What maybe makes this so hard, was that I felt misinterpreted as an academic somehow, not given a chance to show myself truly, yet judged unnecessarily. Perhaps here I will restate my intentions, as catharsis, for leaving things unsaid – even if just for myself. My childhood and teens were spent straddling two worlds, one part dreaming, aspiring to success, and gaining as much knowledge about life as I could, the other frightened by storms, disrepair and the leaks in our roof, bullied throughout the education my parents sacrificed everything for, and teaching myself confidence through a long and challenging friendship with a traumatised pony unwanted at a riding school (my dearest friend, who’s passing inspired ‘To the Grass’). I worked from 15 in the service industry, I had three jobs all at once by 18 while still at school. I had done and felt so much by the time I arrived in Brighton at 19 that I lived in a state of permanent exhaustion and grief. I even, dare I say it, questioned whether to continue. I never said no to work; and had a foundation, a degree and a masters by the time I met my incredible funders, SEAHA, and was chosen for the PhD project. My life changed, and where some people might find a doctorate a burden or source of complaint, it was my job and my joy, and my ticket away from serving pints in pubs to live the dreams I had had for so many years. I finally had enough money from the funding to thrive. I even became a lecturer and have now taught for 2 and a half years.

I think deeply, I am very cautious as a person about everything I put out. I wanted to help people and make a difference. When my childhood school was demolished and replaced by three £1 million show homes, adding nothing to the community or landscape, I knew my path. When I entered a disused and at-risk train station in Birmingham for sound work (the world’s oldest railway termini and a time capsule of incredible human achievement), I felt a sense of profound care and an ache in my heart of the want for celebration and preservation of human endeavour. To make purpose of things, to use and care for our urban and rural surroundings. My doctorate followed this passion, creating a model for building audio experiences that were adaptable to a variety of heritage sites to enhance and add value, yet somehow, on that special day, this message was lost.

Here I speak to other researchers and artists, those who know their contribution to the world and are striving to make it. it seems even those you believed would understand may not, or another agenda may have gotten in the way of them expressing this understanding. It doesn’t mean your dreams are wrong, or less valuable. As I try and make sense of and conclude this chapter, I remind myself that many things affect each milestone we get to, and it is worth remembering the importance of luck. A dear friend, who moved away recently, reminded me lightheartedly that perhaps there is a parallel situation where another person, or version of me, went through this process and had an inspiring experience. She knows I like to think that, when something challenging comes along, someone else had better luck because of it and everything balances out.

This is the end, my friend, the end, dry your tears
We knew this time would come and it’s been years.

Imagine reading stories so profound
Understanding buildings from the ground
Seeing life in silence and in sound
This is the end, my friend, the end, I have found.
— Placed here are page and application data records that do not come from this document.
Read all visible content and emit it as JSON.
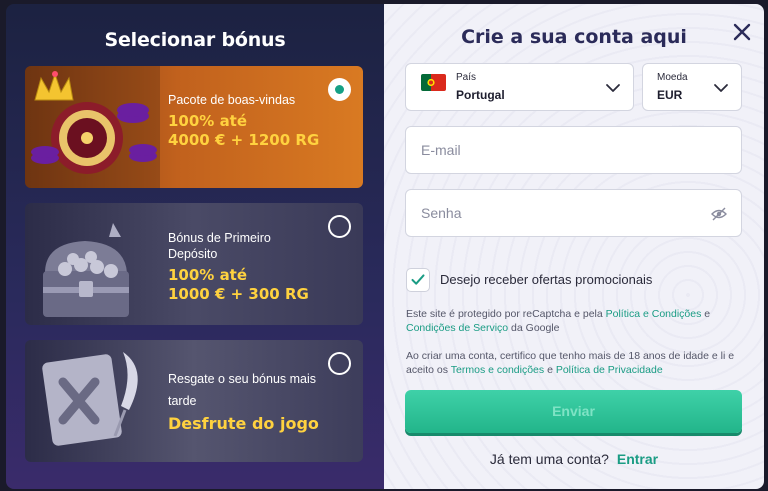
{
  "left": {
    "title": "Selecionar bónus",
    "cards": [
      {
        "subtitle": "Pacote de boas-vindas",
        "highlight_1": "100% até",
        "highlight_2": "4000 € + 1200 RG",
        "selected": true
      },
      {
        "subtitle": "Bónus de Primeiro Depósito",
        "highlight_1": "100% até",
        "highlight_2": "1000 € + 300 RG",
        "selected": false
      },
      {
        "subtitle": "Resgate o seu bónus mais tarde",
        "highlight_1": "Desfrute do jogo",
        "selected": false
      }
    ]
  },
  "right": {
    "title": "Crie a sua conta aqui",
    "country": {
      "label": "País",
      "value": "Portugal"
    },
    "currency": {
      "label": "Moeda",
      "value": "EUR"
    },
    "email_placeholder": "E-mail",
    "password_placeholder": "Senha",
    "promo_label": "Desejo receber ofertas promocionais",
    "promo_checked": true,
    "recaptcha": {
      "text1": "Este site é protegido por reCaptcha e pela ",
      "link1": "Política e Condições",
      "text2": " e ",
      "link2": "Condições de Serviço",
      "text3": " da Google"
    },
    "terms": {
      "text1": "Ao criar uma conta, certifico que tenho mais de 18 anos de idade e li e aceito os ",
      "link1": "Termos e condições",
      "text2": " e ",
      "link2": "Política de Privacidade"
    },
    "submit_label": "Enviar",
    "login_prompt": "Já tem uma conta?",
    "login_link": "Entrar"
  },
  "colors": {
    "accent": "#1a9c84",
    "highlight": "#ffd23f",
    "title": "#2b2b59"
  }
}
I took a look at magic made by man
A world transposed to music, part of a four year plan
This is the end, my friend, the end, stay on track
This is the end, I know, the end, don’t look back.

Those so close have journeyed far away
Found new seams of purpose in the rock of their dismay
I’m the one still present here, to finally say
This is the end, I know, the end, come what may.

Packed my good intentions in a box
Left behind perfection, my words were at a loss
This is the end, I know, the end, don’t give in
This is the end, my friend, the end, I will win.

Leave a Reply

Your email address will not be published. Required fields are marked *